The phrase “artificial intelligence” might bring politicians to your mind’s eye, but today, we’re talking about the real thing. Maybe you own an Alexa (or five of them), but I’m guessing many of you don’t have one. As with most “new” technologies, you’ve probably seen a number of articles that seem bent on inspiring fear about artificial intelligence (AI). Some of them forecast that AI is going to put everyone out of work, take over your life and eventually try to chase down John Connor’s mom.
Even Elon Musk has noted that our (society’s) failure to manage AI could have a bad outcome. Certainly, there’s quite a range of meanings for that phrase. I’m not so worried about Arnold’s metal, computerized alter-ego as some seem to be. My concern in the short term is more about taking advantage artificial intelligence in your business. As with any other technology, there’s the threat of wasting time and money by using it simply because it exists.
AI is already part of your business
Before we consider whether or not artificial intelligence has a place in your business, it might be worthwhile to accept the fact that it’s probably already there. Naturally, there are the obvious things like Siri, the directions providing parts of Google Maps, Waze and similar. They may not “feel” like AI, however.
For decades, software has assessed credit scores & determined risk for insurance underwriters. While that might seem boring to some, the folks in those lines of work still appreciate their value to the quality & accuracy of underwriting. They’re an important factor in insurance company profitability. To me, that’s like the feature of table saws that detect the touch of skin to the blade and stop it in milliseconds to avoid injuring the operator. Cool, but not AI.

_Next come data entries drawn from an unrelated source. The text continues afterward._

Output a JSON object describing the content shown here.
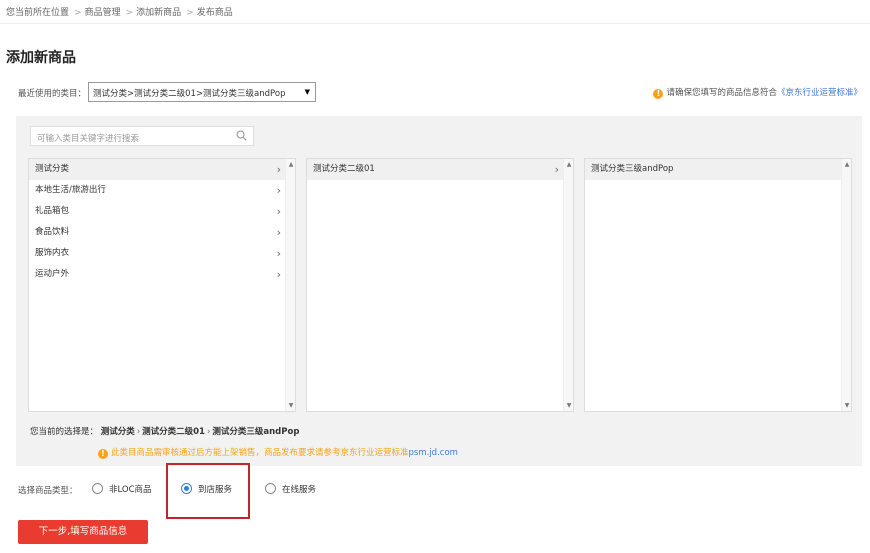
{
  "breadcrumb": {
    "items": [
      "您当前所在位置",
      "商品管理",
      "添加新商品",
      "发布商品"
    ],
    "separator": ">"
  },
  "page": {
    "title": "添加新商品"
  },
  "recent": {
    "label": "最近使用的类目：",
    "selected": "测试分类>测试分类二级01>测试分类三级andPop"
  },
  "notice": {
    "text": "请确保您填写的商品信息符合",
    "link": "《京东行业运营标准》"
  },
  "search": {
    "placeholder": "可输入类目关键字进行搜索"
  },
  "columns": {
    "level1": [
      "测试分类",
      "本地生活/旅游出行",
      "礼品箱包",
      "食品饮料",
      "服饰内衣",
      "运动户外"
    ],
    "level2": [
      "测试分类二级01"
    ],
    "level3": [
      "测试分类三级andPop"
    ]
  },
  "selection": {
    "label": "您当前的选择是：",
    "path": [
      "测试分类",
      "测试分类二级01",
      "测试分类三级andPop"
    ]
  },
  "warning": {
    "text": "此类目商品需审核通过后方能上架销售，商品发布要求请参考京东行业运营标准",
    "link": "psm.jd.com"
  },
  "productType": {
    "label": "选择商品类型：",
    "options": [
      "非LOC商品",
      "到店服务",
      "在线服务"
    ],
    "selected": "到店服务"
  },
  "actions": {
    "next": "下一步,填写商品信息"
  },
  "colors": {
    "accent": "#e93b2f",
    "link": "#3a7ad8",
    "warning": "#f7a21c",
    "highlight": "#c0262c"
  }
}
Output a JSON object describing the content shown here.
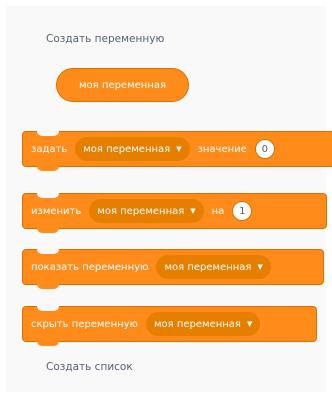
{
  "palette": {
    "make_variable_label": "Создать переменную",
    "make_list_label": "Создать список",
    "variable_reporter": "моя переменная",
    "blocks": {
      "set": {
        "keyword": "задать",
        "variable": "моя переменная",
        "connector": "значение",
        "value": "0"
      },
      "change": {
        "keyword": "изменить",
        "variable": "моя переменная",
        "connector": "на",
        "value": "1"
      },
      "show": {
        "keyword": "показать переменную",
        "variable": "моя переменная"
      },
      "hide": {
        "keyword": "скрыть переменную",
        "variable": "моя переменная"
      }
    },
    "colors": {
      "block_fill": "#ff8c1a",
      "block_border": "#db6e00",
      "dropdown_fill": "#e67e00",
      "label_text": "#575e75"
    }
  }
}
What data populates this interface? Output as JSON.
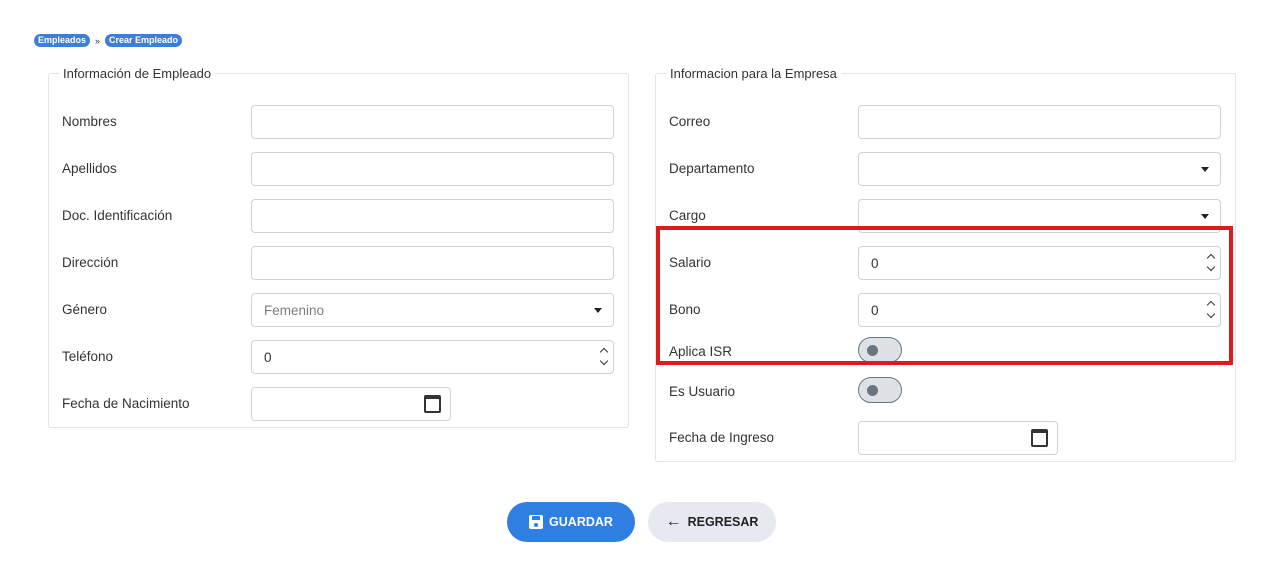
{
  "breadcrumb": {
    "items": [
      "Empleados",
      "Crear Empleado"
    ],
    "separator": "»"
  },
  "employee_section": {
    "legend": "Información de Empleado",
    "fields": {
      "nombres": {
        "label": "Nombres",
        "value": ""
      },
      "apellidos": {
        "label": "Apellidos",
        "value": ""
      },
      "doc": {
        "label": "Doc. Identificación",
        "value": ""
      },
      "direccion": {
        "label": "Dirección",
        "value": ""
      },
      "genero": {
        "label": "Género",
        "value": "Femenino"
      },
      "telefono": {
        "label": "Teléfono",
        "value": "0"
      },
      "fecha_nacimiento": {
        "label": "Fecha de Nacimiento",
        "value": ""
      }
    }
  },
  "company_section": {
    "legend": "Informacion para la Empresa",
    "fields": {
      "correo": {
        "label": "Correo",
        "value": ""
      },
      "departamento": {
        "label": "Departamento",
        "value": ""
      },
      "cargo": {
        "label": "Cargo",
        "value": ""
      },
      "salario": {
        "label": "Salario",
        "value": "0"
      },
      "bono": {
        "label": "Bono",
        "value": "0"
      },
      "aplica_isr": {
        "label": "Aplica ISR",
        "checked": false
      },
      "es_usuario": {
        "label": "Es Usuario",
        "checked": false
      },
      "fecha_ingreso": {
        "label": "Fecha de Ingreso",
        "value": ""
      }
    }
  },
  "actions": {
    "save_label": "GUARDAR",
    "back_label": "REGRESAR"
  },
  "icons": {
    "save": "floppy-disk-icon",
    "back": "arrow-left-icon",
    "calendar": "calendar-icon",
    "dropdown": "caret-down-icon"
  },
  "colors": {
    "accent": "#2f7fe3",
    "highlight": "#dc1c1c",
    "back_button": "#e6eaf0"
  }
}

I remember seeing logs entering the then Plum Creek Columbia Falls mill a few years ago and being impressed at the laser-guided saws that assessed a log’s size and shape in an instant and then made initial cuts to maximize yield from that log. This sort of automation has been in place in large, highly-capital intensive manufacturing businesses for some time.
Small businesses have benefited from this sort of automation via CNC (computerized numerical control) driven routers and similar tools. While full-sized CNCs might be too expensive for smaller businesses, a Bozeman-based company makes reasonably-priced desktop-sized CNC.
Learning & problem solving
While all these things are cool, are they AI? The log sensing thing is the closest, but ultimately, the AI purist (there are always purists) might disagree.
Wikipedia describes artificial intelligence as:
when a machine mimics “cognitive” functions that humans associate with human minds, such as learning and problem solving.
Notice that “decision making” is not mentioned. All software makes decisions. A tool that can look at an apple and determine its variety (or its ripeness) based on a previously analyzed group of 10,000 apple images isn’t making decisions per se. It’s using AI based on the training it received by analyzing 10,000 apple photos. Every photo was associated with ripeness and species data.
When processing 10 million apples per year, production speed matters. If separating apples by ripeness and/or species is important to that process, then AI-enabled sorting equipment might be of use.
Software like Adobe Lightroom assesses & automatically “corrects” a photo’s color, contrast, color saturation, etc. Pro photographers who hit the “auto” button probably don’t accept the automated settings as their final choice, but the button still saves time.
Artificial intelligence & your business
Ask yourself this: “Does artificial intelligence have a place in my business and if so, where?”
If you’re the apple processor, it probably depends on the price tag.
Is there (perhaps mundane / routine) work / analysis that must be learned to become productive at your company? It’s possible a system could be trained to perform some or all of it. Like the time savings associated with automation, it might eventually free your team’s time to focus on work that you’d never cede to AI. It’s still early, but it’s worth investigating for the right kind of processes. The scary thing is the number of unknowns when you get started, but you’ll get past them like you have with other new things.
This can help improve customer support, but don’t confuse that with customer service. Empathetic, knowledgeable people belong there, not AI.